(Records from a data collection)
:::
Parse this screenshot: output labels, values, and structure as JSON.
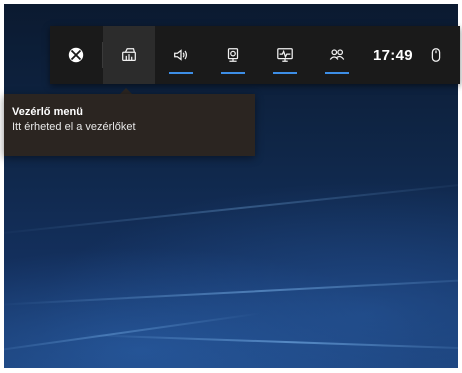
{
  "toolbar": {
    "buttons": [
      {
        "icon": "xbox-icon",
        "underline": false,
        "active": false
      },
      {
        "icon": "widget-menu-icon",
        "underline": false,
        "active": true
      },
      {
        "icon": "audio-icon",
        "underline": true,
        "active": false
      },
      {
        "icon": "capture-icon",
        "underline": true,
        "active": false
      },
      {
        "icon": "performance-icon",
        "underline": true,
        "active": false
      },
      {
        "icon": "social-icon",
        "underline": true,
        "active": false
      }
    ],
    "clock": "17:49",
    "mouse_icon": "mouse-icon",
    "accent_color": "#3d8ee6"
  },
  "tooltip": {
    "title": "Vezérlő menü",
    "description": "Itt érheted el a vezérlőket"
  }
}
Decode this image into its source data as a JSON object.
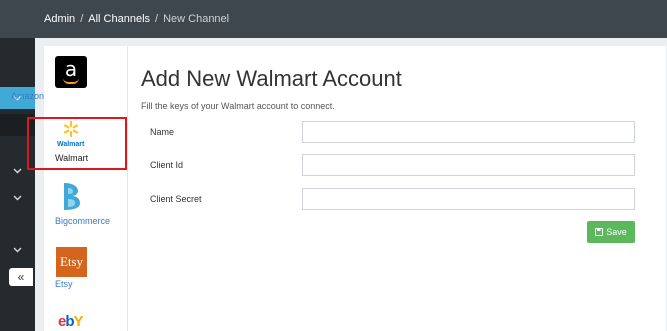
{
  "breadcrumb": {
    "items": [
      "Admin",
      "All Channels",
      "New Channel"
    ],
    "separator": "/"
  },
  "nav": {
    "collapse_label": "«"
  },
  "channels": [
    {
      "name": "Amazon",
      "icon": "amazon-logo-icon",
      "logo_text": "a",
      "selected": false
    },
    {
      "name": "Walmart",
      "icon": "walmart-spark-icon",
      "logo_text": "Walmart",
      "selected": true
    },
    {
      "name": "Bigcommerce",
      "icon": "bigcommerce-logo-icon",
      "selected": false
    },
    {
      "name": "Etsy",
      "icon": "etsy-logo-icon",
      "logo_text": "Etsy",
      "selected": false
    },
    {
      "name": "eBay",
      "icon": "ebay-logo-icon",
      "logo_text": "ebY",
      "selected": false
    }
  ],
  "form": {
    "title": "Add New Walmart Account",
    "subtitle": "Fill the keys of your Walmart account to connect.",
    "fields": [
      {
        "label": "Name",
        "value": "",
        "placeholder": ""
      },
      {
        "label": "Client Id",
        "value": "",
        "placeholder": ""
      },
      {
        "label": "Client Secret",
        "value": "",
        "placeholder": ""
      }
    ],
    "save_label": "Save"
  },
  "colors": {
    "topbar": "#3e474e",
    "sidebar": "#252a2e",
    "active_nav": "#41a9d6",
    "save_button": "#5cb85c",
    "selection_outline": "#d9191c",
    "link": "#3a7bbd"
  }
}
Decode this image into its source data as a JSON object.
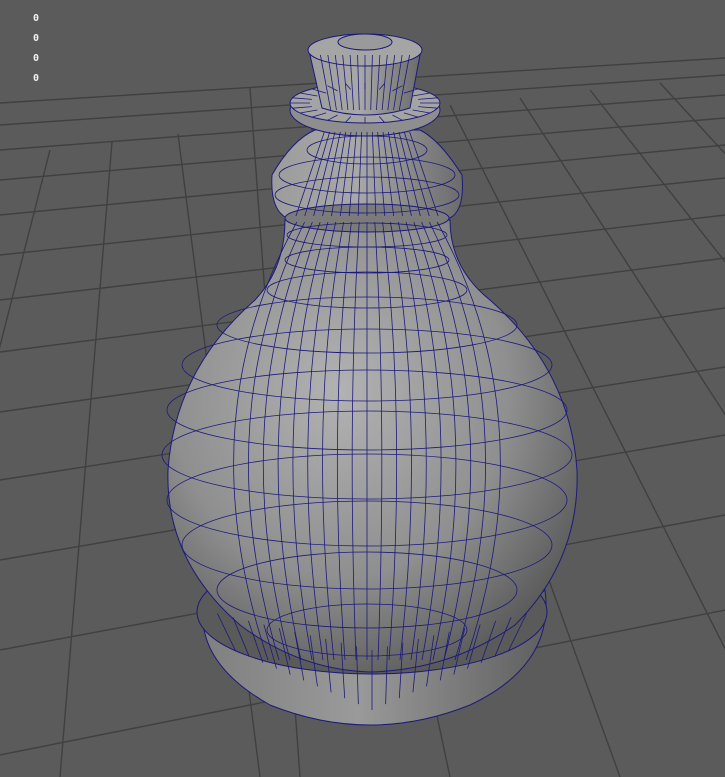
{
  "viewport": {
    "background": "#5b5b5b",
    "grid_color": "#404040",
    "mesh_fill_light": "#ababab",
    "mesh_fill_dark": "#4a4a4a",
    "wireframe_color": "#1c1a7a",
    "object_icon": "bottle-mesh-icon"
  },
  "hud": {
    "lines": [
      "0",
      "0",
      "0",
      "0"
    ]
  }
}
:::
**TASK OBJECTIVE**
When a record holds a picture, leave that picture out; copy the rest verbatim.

**WRITTEN RESPONSE**
Parse this screenshot: output labels, values, and structure as JSON.
{
  "toolbar": {
    "buttons": [
      {
        "icon": "xbox-icon",
        "underline": false,
        "active": false
      },
      {
        "icon": "widget-menu-icon",
        "underline": false,
        "active": true
      },
      {
        "icon": "audio-icon",
        "underline": true,
        "active": false
      },
      {
        "icon": "capture-icon",
        "underline": true,
        "active": false
      },
      {
        "icon": "performance-icon",
        "underline": true,
        "active": false
      },
      {
        "icon": "social-icon",
        "underline": true,
        "active": false
      }
    ],
    "clock": "17:49",
    "mouse_icon": "mouse-icon",
    "accent_color": "#3d8ee6"
  },
  "tooltip": {
    "title": "Vezérlő menü",
    "description": "Itt érheted el a vezérlőket"
  }
}
Decode this image into its source data as a JSON object.
{
  "breadcrumb": {
    "items": [
      "Admin",
      "All Channels",
      "New Channel"
    ],
    "separator": "/"
  },
  "nav": {
    "collapse_label": "«"
  },
  "channels": [
    {
      "name": "Amazon",
      "icon": "amazon-logo-icon",
      "logo_text": "a",
      "selected": false
    },
    {
      "name": "Walmart",
      "icon": "walmart-spark-icon",
      "logo_text": "Walmart",
      "selected": true
    },
    {
      "name": "Bigcommerce",
      "icon": "bigcommerce-logo-icon",
      "selected": false
    },
    {
      "name": "Etsy",
      "icon": "etsy-logo-icon",
      "logo_text": "Etsy",
      "selected": false
    },
    {
      "name": "eBay",
      "icon": "ebay-logo-icon",
      "logo_text": "ebY",
      "selected": false
    }
  ],
  "form": {
    "title": "Add New Walmart Account",
    "subtitle": "Fill the keys of your Walmart account to connect.",
    "fields": [
      {
        "label": "Name",
        "value": "",
        "placeholder": ""
      },
      {
        "label": "Client Id",
        "value": "",
        "placeholder": ""
      },
      {
        "label": "Client Secret",
        "value": "",
        "placeholder": ""
      }
    ],
    "save_label": "Save"
  },
  "colors": {
    "topbar": "#3e474e",
    "sidebar": "#252a2e",
    "active_nav": "#41a9d6",
    "save_button": "#5cb85c",
    "selection_outline": "#d9191c",
    "link": "#3a7bbd"
  }
}
Decode this image into its source data as a JSON object.
{
  "viewport": {
    "background": "#5b5b5b",
    "grid_color": "#404040",
    "mesh_fill_light": "#ababab",
    "mesh_fill_dark": "#4a4a4a",
    "wireframe_color": "#1c1a7a",
    "object_icon": "bottle-mesh-icon"
  },
  "hud": {
    "lines": [
      "0",
      "0",
      "0",
      "0"
    ]
  }
}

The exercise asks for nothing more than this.